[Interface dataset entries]
——

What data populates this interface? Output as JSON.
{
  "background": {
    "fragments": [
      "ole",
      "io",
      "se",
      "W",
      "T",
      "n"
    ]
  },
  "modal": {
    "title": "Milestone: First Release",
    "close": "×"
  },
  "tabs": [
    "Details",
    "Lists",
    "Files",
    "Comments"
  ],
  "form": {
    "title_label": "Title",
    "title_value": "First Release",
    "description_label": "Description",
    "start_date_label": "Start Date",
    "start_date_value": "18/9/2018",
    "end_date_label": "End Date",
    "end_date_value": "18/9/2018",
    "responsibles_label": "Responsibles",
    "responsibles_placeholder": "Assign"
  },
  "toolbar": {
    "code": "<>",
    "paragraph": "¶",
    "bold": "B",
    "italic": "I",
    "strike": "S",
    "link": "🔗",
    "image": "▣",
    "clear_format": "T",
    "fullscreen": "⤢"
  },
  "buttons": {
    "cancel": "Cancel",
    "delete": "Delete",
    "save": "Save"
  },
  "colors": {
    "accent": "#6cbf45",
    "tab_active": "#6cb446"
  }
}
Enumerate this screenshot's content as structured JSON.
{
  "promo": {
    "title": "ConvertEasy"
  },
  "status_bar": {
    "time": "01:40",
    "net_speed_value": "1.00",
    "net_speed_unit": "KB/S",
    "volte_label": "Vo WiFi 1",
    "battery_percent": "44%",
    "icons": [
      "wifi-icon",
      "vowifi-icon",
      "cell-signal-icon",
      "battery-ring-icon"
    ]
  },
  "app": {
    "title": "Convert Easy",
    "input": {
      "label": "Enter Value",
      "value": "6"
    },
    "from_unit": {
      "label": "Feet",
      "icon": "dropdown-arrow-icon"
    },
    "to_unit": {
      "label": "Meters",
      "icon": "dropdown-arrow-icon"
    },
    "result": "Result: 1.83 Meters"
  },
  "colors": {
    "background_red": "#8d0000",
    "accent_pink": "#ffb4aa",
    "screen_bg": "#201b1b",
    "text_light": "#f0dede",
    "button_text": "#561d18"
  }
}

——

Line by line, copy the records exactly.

** Task result **
What data populates this interface? Output as JSON.
{
  "background": {
    "fragments": [
      "ole",
      "io",
      "se",
      "W",
      "T",
      "n"
    ]
  },
  "modal": {
    "title": "Milestone: First Release",
    "close": "×"
  },
  "tabs": [
    "Details",
    "Lists",
    "Files",
    "Comments"
  ],
  "form": {
    "title_label": "Title",
    "title_value": "First Release",
    "description_label": "Description",
    "start_date_label": "Start Date",
    "start_date_value": "18/9/2018",
    "end_date_label": "End Date",
    "end_date_value": "18/9/2018",
    "responsibles_label": "Responsibles",
    "responsibles_placeholder": "Assign"
  },
  "toolbar": {
    "code": "<>",
    "paragraph": "¶",
    "bold": "B",
    "italic": "I",
    "strike": "S",
    "link": "🔗",
    "image": "▣",
    "clear_format": "T",
    "fullscreen": "⤢"
  },
  "buttons": {
    "cancel": "Cancel",
    "delete": "Delete",
    "save": "Save"
  },
  "colors": {
    "accent": "#6cbf45",
    "tab_active": "#6cb446"
  }
}
Enumerate this screenshot's content as structured JSON.
{
  "promo": {
    "title": "ConvertEasy"
  },
  "status_bar": {
    "time": "01:40",
    "net_speed_value": "1.00",
    "net_speed_unit": "KB/S",
    "volte_label": "Vo WiFi 1",
    "battery_percent": "44%",
    "icons": [
      "wifi-icon",
      "vowifi-icon",
      "cell-signal-icon",
      "battery-ring-icon"
    ]
  },
  "app": {
    "title": "Convert Easy",
    "input": {
      "label": "Enter Value",
      "value": "6"
    },
    "from_unit": {
      "label": "Feet",
      "icon": "dropdown-arrow-icon"
    },
    "to_unit": {
      "label": "Meters",
      "icon": "dropdown-arrow-icon"
    },
    "result": "Result: 1.83 Meters"
  },
  "colors": {
    "background_red": "#8d0000",
    "accent_pink": "#ffb4aa",
    "screen_bg": "#201b1b",
    "text_light": "#f0dede",
    "button_text": "#561d18"
  }
}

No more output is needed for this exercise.